**Assignment**.
Locate each line with the string "ROOMS" in the listing below and copy it.
┄┄┄┄┄┄
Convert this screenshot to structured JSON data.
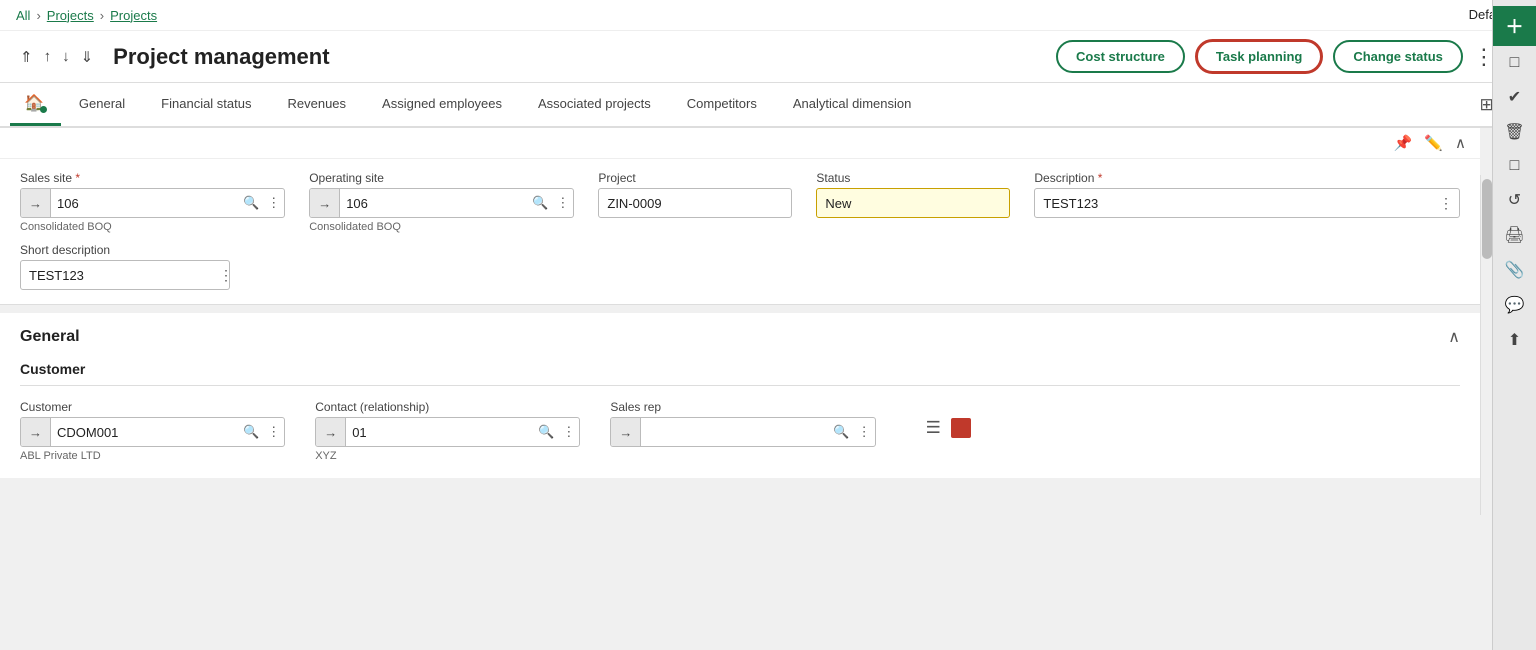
{
  "breadcrumb": {
    "all": "All",
    "projects1": "Projects",
    "projects2": "Projects"
  },
  "header": {
    "title": "Project management",
    "nav_arrows": [
      "↑↑",
      "↑",
      "↓",
      "↓↓"
    ],
    "cost_structure": "Cost structure",
    "task_planning": "Task planning",
    "change_status": "Change status"
  },
  "tabs": {
    "home_icon": "🏠",
    "items": [
      "General",
      "Financial status",
      "Revenues",
      "Assigned employees",
      "Associated projects",
      "Competitors",
      "Analytical dimension"
    ]
  },
  "form": {
    "sales_site_label": "Sales site",
    "sales_site_value": "106",
    "sales_site_sub": "Consolidated BOQ",
    "operating_site_label": "Operating site",
    "operating_site_value": "106",
    "operating_site_sub": "Consolidated BOQ",
    "project_label": "Project",
    "project_value": "ZIN-0009",
    "status_label": "Status",
    "status_value": "New",
    "description_label": "Description",
    "description_value": "TEST123",
    "short_desc_label": "Short description",
    "short_desc_value": "TEST123"
  },
  "general": {
    "title": "General",
    "customer_section": "Customer",
    "customer_label": "Customer",
    "customer_value": "CDOM001",
    "customer_sub": "ABL Private LTD",
    "contact_label": "Contact (relationship)",
    "contact_value": "01",
    "contact_sub": "XYZ",
    "sales_rep_label": "Sales rep",
    "sales_rep_value": ""
  },
  "top_right": "Default",
  "sidebar_icons": [
    "＋",
    "□",
    "✔",
    "🗑",
    "□",
    "↺",
    "🖨",
    "📎",
    "💬",
    "⬆"
  ]
}
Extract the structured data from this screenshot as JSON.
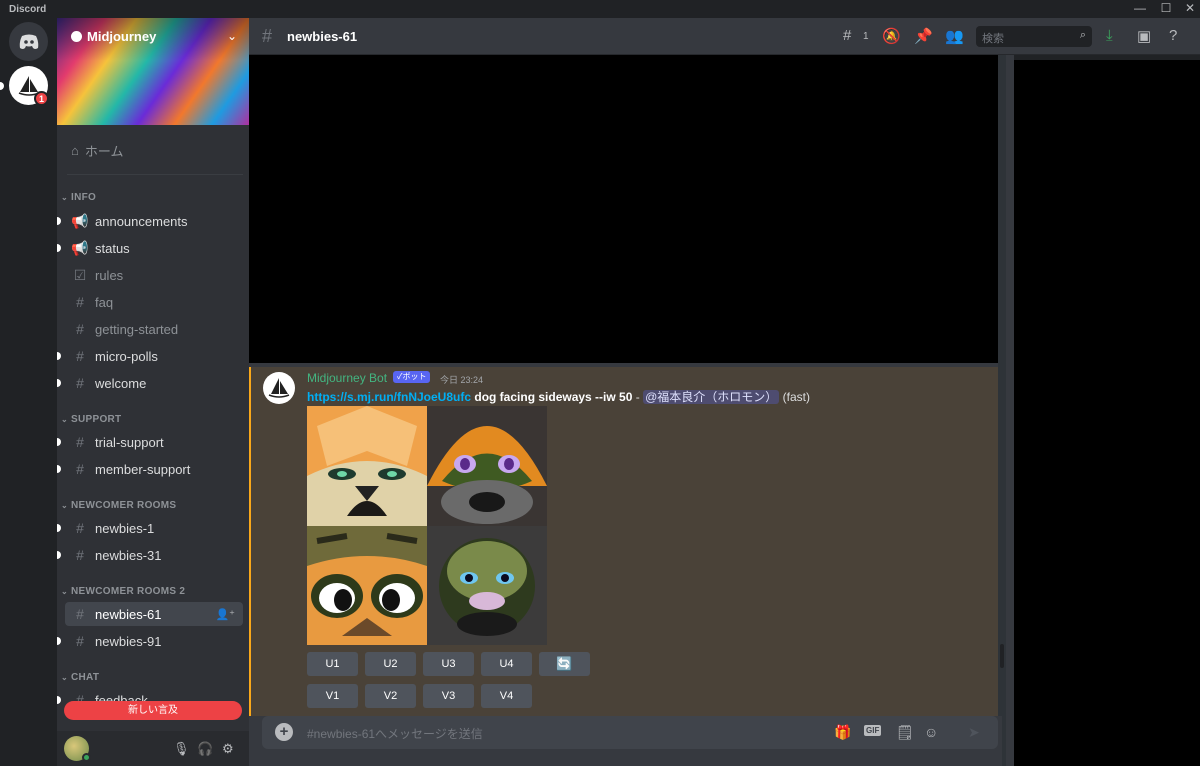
{
  "app": {
    "title": "Discord",
    "window_controls": [
      "—",
      "☐",
      "✕"
    ]
  },
  "guilds": {
    "badge": "1"
  },
  "server": {
    "name": "Midjourney",
    "home_label": "ホーム"
  },
  "categories": {
    "info": "INFO",
    "support": "SUPPORT",
    "newcomer": "NEWCOMER ROOMS",
    "newcomer2": "NEWCOMER ROOMS 2",
    "chat": "CHAT"
  },
  "channels": {
    "announcements": "announcements",
    "status": "status",
    "rules": "rules",
    "faq": "faq",
    "getting_started": "getting-started",
    "micro_polls": "micro-polls",
    "welcome": "welcome",
    "trial_support": "trial-support",
    "member_support": "member-support",
    "newbies_1": "newbies-1",
    "newbies_31": "newbies-31",
    "newbies_61": "newbies-61",
    "newbies_91": "newbies-91",
    "feedback": "feedback"
  },
  "new_mention_label": "新しい言及",
  "header": {
    "channel": "newbies-61",
    "threads_count": "1",
    "search_placeholder": "検索"
  },
  "message": {
    "author": "Midjourney Bot",
    "bot_tag": "✓ボット",
    "timestamp": "今日 23:24",
    "link": "https://s.mj.run/fnNJoeU8ufc",
    "prompt": "dog facing sideways --iw 50",
    "separator": " - ",
    "mention": "@福本良介（ホロモン）",
    "mode": "(fast)",
    "upscale_buttons": [
      "U1",
      "U2",
      "U3",
      "U4"
    ],
    "variation_buttons": [
      "V1",
      "V2",
      "V3",
      "V4"
    ],
    "reroll_icon": "🔄"
  },
  "composer": {
    "placeholder": "#newbies-61へメッセージを送信",
    "gif_label": "GIF"
  }
}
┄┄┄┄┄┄
**Solution for this task**.
    "newcomer": "NEWCOMER ROOMS",
    "newcomer2": "NEWCOMER ROOMS 2",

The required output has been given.